Without the possibility of having closure with Ron, Ginny talked to her therapist to try to understand what happened (see my article: Coping With a Breakup When Closure With Your Ex Isn't Possible).

Over time, she realized that her friend, Cindy, was right--Ron was a womanizer and couldn't be trusted.

Worse than that, Ginny allowed herself to get caught up in wishful thinking, which prevented her from using the good judgment that she usually had in most situations.

She realized that her doubts about ever meeting someone who would love her and would marry her blinded her from taking it slowly with Ron.  She allowed herself to be swept off her feet from the start before she even knew him well (see my article: Dating vs Being in a Relationship: Taking the Time to Get to Know Each Other).

In hindsight, she realized that there were other times when Ron made excuses and he was probably seeing other women all along.

Getting Help in Therapy to Choose Healthier Relationships

Ginny and her therapist worked on her low sense of self to build her confidence so that she felt worthy of being treated well and she wouldn't fall into that trap again.

Gradually, she felt more confident that she would meet another man who would treat her well.

It's very easy to fall into a trap where wishful thinking leads to denial about a relationship.

This is especially true when you're not feeling good about yourself and you have doubts about whether you will ever be in a serious relationship again.  When you feel this way, you're more likely to allow yourself to get swept up by someone new.

When you're lonely and unhappy, you're more susceptible to fooling yourself.

There might be obvious signs that others might see where you're turning a blind eye.

Getting Help in Therapy
There's nothing wrong with wanting to love and be loved, but when you develop a blind spot about someone you've just met, you're setting yourself up (see my article: The Benefits of Psychotherapy).

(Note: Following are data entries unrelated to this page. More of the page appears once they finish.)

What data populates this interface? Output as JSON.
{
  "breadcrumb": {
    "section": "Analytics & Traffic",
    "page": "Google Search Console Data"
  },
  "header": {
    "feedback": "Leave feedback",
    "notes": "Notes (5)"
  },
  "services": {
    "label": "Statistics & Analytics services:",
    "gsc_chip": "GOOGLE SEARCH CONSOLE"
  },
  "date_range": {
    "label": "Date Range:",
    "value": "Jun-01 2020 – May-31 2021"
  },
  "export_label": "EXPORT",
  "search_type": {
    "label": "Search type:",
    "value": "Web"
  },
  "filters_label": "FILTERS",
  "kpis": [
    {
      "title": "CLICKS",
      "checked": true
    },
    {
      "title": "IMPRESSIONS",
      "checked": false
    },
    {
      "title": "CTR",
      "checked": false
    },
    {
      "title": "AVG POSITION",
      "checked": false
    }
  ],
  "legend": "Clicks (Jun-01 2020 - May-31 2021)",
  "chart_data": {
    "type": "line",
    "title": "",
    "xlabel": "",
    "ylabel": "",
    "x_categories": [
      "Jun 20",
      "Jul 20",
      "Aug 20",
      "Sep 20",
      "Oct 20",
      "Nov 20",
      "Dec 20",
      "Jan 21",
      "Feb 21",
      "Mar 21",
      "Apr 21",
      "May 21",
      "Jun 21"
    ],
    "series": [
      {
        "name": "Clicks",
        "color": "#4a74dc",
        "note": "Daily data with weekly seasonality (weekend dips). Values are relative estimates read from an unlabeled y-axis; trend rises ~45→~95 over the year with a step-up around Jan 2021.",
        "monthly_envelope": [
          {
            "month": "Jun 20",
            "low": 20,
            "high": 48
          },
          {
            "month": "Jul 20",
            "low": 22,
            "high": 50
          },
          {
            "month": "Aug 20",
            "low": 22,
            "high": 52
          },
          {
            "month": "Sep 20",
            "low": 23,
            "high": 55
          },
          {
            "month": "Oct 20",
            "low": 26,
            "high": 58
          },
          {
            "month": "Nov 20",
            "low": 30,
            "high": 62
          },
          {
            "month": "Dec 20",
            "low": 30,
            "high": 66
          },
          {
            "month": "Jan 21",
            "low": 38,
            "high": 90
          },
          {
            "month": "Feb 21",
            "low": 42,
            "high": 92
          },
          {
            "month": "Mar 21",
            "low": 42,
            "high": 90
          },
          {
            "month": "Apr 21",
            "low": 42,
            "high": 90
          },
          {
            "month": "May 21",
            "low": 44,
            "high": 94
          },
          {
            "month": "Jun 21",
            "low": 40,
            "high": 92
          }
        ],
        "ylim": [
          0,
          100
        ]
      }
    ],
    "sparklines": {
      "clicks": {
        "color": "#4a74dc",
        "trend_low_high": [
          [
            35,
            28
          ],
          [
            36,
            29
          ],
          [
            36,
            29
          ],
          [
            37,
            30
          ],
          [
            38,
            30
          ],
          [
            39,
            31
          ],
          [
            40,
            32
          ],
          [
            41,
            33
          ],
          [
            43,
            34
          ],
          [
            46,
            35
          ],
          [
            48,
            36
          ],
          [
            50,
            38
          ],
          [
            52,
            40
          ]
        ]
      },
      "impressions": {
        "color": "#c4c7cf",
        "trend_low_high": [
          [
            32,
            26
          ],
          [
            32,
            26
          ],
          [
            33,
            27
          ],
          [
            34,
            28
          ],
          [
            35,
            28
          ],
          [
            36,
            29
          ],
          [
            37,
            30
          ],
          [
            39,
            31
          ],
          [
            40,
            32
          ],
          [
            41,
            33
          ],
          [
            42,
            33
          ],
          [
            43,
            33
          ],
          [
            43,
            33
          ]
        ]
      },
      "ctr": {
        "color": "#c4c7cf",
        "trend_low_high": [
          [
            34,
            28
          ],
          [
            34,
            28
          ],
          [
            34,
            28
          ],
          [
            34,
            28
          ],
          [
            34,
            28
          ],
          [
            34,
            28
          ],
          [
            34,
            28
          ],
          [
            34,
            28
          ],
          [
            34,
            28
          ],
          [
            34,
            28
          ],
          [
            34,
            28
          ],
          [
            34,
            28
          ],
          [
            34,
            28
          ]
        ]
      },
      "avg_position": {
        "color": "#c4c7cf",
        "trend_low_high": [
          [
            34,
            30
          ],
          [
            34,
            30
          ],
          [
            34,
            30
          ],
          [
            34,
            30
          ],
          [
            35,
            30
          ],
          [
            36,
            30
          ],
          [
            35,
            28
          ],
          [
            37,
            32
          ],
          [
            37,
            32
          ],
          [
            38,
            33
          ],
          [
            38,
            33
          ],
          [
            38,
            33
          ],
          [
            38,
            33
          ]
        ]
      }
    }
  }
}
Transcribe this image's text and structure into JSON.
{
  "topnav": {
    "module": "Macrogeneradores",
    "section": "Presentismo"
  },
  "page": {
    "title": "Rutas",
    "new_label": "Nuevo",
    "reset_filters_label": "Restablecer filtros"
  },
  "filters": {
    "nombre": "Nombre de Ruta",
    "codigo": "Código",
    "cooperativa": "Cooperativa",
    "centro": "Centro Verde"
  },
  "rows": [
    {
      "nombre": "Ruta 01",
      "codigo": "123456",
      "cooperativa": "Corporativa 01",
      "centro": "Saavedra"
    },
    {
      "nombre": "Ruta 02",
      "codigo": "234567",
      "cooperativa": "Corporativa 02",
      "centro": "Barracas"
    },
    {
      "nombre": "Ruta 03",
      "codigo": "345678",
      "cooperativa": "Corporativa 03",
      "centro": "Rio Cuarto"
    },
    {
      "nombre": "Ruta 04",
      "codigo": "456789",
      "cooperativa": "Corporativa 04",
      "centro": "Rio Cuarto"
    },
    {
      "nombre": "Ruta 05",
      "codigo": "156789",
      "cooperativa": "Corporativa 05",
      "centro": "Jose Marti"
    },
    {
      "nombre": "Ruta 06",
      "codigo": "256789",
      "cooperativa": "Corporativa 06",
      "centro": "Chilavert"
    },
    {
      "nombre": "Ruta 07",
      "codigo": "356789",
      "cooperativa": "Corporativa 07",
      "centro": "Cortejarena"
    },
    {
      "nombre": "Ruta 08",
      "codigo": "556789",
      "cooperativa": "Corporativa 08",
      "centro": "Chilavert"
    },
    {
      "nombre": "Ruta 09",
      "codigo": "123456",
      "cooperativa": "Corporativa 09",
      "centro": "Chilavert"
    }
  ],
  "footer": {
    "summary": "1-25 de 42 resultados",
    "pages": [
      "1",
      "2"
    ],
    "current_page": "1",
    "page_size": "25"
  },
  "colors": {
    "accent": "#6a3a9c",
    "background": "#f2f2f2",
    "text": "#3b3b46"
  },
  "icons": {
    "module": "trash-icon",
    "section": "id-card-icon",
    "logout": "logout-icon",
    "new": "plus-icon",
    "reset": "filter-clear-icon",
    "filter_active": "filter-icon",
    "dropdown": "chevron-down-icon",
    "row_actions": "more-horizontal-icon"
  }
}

If this has happened to you, rather than being hard on yourself, be as compassionate and forgiving towards yourself as you would be to your best friend (see my article: Psychotherapy and Compassionate Self Acceptance).

If you haven't been able to work through your sadness about a relationship that hasn't worked out, you could benefit from getting help from a licensed mental health professional (see my article: How to Choose a Psychotherapist).

You're not alone.  A licensed psychotherapist can help you to overcome the emotional pain that you're going through and also help you to overcome the self defeating patterns that resulted in the pain.

With help in therapy, you can become more confident and learn have healthier romantic relationships.

About Me
I am a licensed New York City psychotherapist, hypnotherapist, EMDR and Somatic Experiencing therapist who works with individual adults and couples.

To find out more about me, visit my website:  Josephine Ferraro, LCSW - NYC Psychotherapist.

To set up a consultation, call me at (917) 742-2624 during business hours or email me.